Football feels first-class while others fly coach

DENVER -- The Colorado football team spent almost $35,000 to
give each player an electronic organizer as a reward for making it
to a bowl game last month, even as other programs at the school say
they are strapped for cash.

CU bought 100 Dell Axim hand-held computers at $349.23 each, according to university spending records reviewed by the Rocky
Mountain News. They were a reward for playing in the EV1.Net
Houston Bowl, a game Colorado won over Texas-El Paso.

Men's basketball coach Ricardo Patton has cut the use of
chartered airplanes for his team, saving money but forcing them to
miss many more classes. Women's basketball coach Ceal Barry is cutting other costs in her budget so she can keep using chartered flights.

Interim Athletic Director Jack Lengyel said he doesn't favor
taking away gifts from athletes in one sport to help solve
financial woes elsewhere.

"That's why we exist, is for student-athlete opportunities, and
to deny them full access to their successes with regards to
championships to me is not a way to solve a financial problem
within the athletic department," Lengyel said Monday.

Big 12 spokesman Bob Burda says giving electronic gadgets to
athletes is common around the conference.

"I know it's not uncommon to get DVD players, iPods," he said. "It's generally electronics, things the kids can use, things they
wouldn't normally have."

Colorado's athletic department is now more than $3 million in
debt this year, a deficit driven in part by the school's struggle
to lease luxury boxes and club seating at Folsom Field.
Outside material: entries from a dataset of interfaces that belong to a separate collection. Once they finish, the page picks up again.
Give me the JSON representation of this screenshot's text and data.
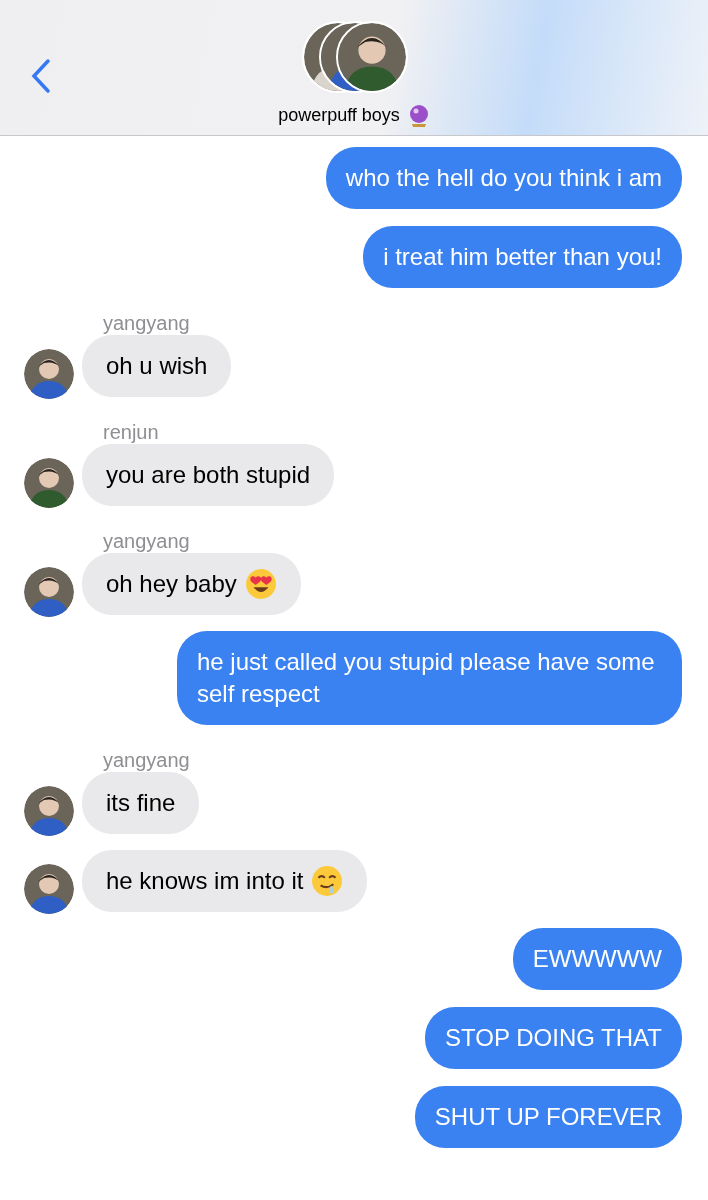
{
  "header": {
    "title": "powerpuff boys",
    "title_icon": {
      "kind": "crystal_ball"
    }
  },
  "messages": [
    {
      "kind": "outgoing",
      "text": "who the hell do you think i am"
    },
    {
      "kind": "outgoing",
      "text": "i treat him better than you!"
    },
    {
      "kind": "incoming",
      "sender": "yangyang",
      "color": "#2f5fc4",
      "text": "oh u wish"
    },
    {
      "kind": "incoming",
      "sender": "renjun",
      "color": "#2f5b2f",
      "text": "you are both stupid"
    },
    {
      "kind": "incoming",
      "sender": "yangyang",
      "color": "#2f5fc4",
      "text": "oh hey baby",
      "emoji": {
        "kind": "heart_eyes"
      }
    },
    {
      "kind": "outgoing",
      "text": "he just called you stupid please have some self respect"
    },
    {
      "kind": "incoming",
      "sender": "yangyang",
      "color": "#2f5fc4",
      "text": "its fine"
    },
    {
      "kind": "incoming",
      "color": "#2f5fc4",
      "text": "he knows im into it",
      "emoji": {
        "kind": "drooling"
      }
    },
    {
      "kind": "outgoing",
      "text": "EWWWWW"
    },
    {
      "kind": "outgoing",
      "text": "STOP DOING THAT"
    },
    {
      "kind": "outgoing",
      "text": "SHUT UP FOREVER"
    }
  ]
}
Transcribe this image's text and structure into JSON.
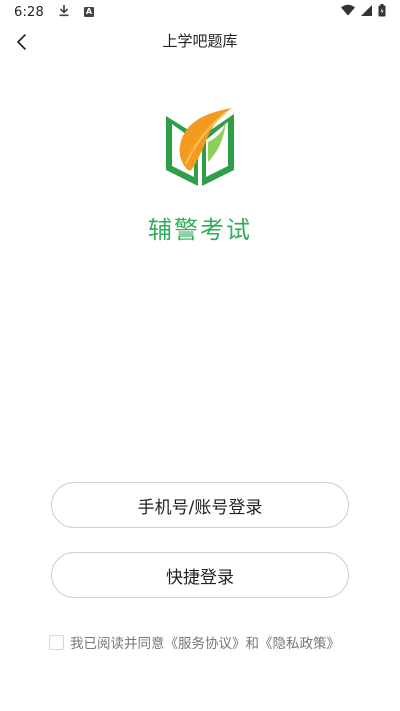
{
  "status_bar": {
    "time": "6:28",
    "download_icon": "download-icon",
    "a_badge": "A",
    "wifi_icon": "wifi-icon",
    "signal_icon": "signal-icon",
    "battery_icon": "battery-icon"
  },
  "nav": {
    "title": "上学吧题库",
    "back_icon": "chevron-left-icon"
  },
  "app": {
    "name": "辅警考试",
    "logo_icon": "book-leaf-logo",
    "brand_color": "#2fae58",
    "accent_color": "#f39a1f"
  },
  "buttons": {
    "phone_login": "手机号/账号登录",
    "quick_login": "快捷登录"
  },
  "agreement": {
    "prefix": "我已阅读并同意",
    "service": "《服务协议》",
    "and": "和",
    "privacy": "《隐私政策》",
    "checked": false
  }
}
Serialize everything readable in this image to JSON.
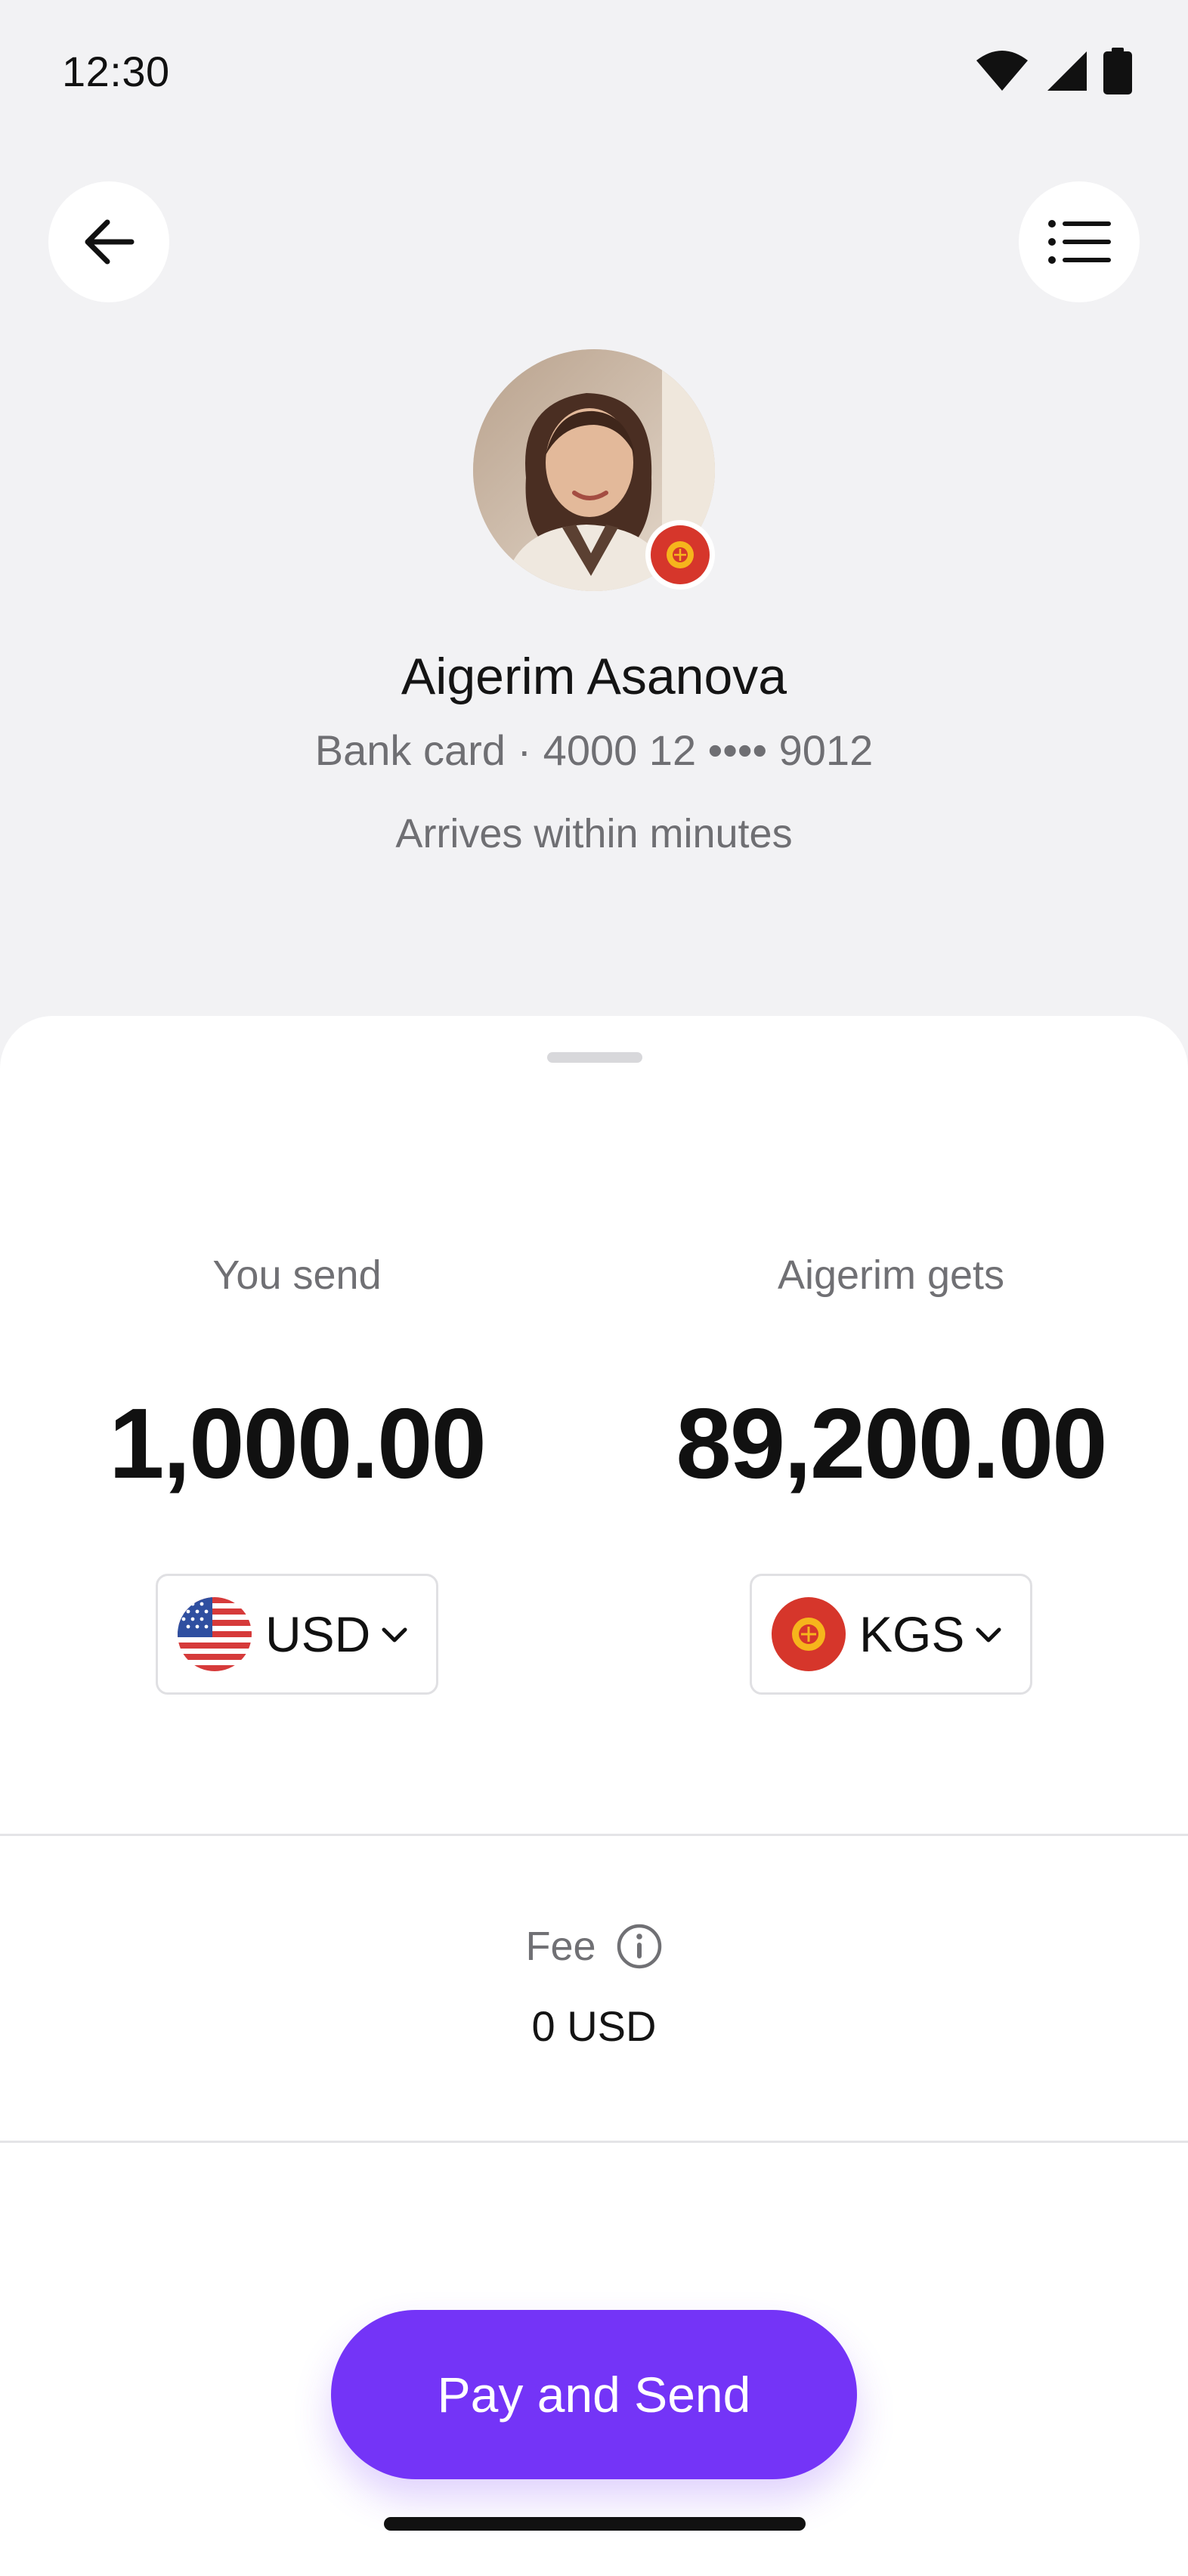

Last year,
the school asked the men's and women's basketball teams and the
volleyball teams to stop flying on chartered planes to save money.

Patton complained publicly last week that his players were
missing class because commercial flights offer less flexibility. He
met with Lengyel on Monday.

"Both of us mutually have the same concerns regarding the
academic concerns about the basketball team," Lengyel said.
"We're working to resolve that as quickly as possible."

Patton and Barry both said they didn't support taking away gifts
from the football players. Patton, however, said he has "cut as
many corners as I think we can cut."

Barry decided her assistant coaches didn't need to attend an
annual convention, and she has cut back on expenses for the annual
senior banquet.

"You have to make some hard choices," she said. "Maybe we'll
have some basketball guy drop money so our kids can have a banquet.
We'll do something -- if we have burgers on a grill in my back yard
-- we'll do something."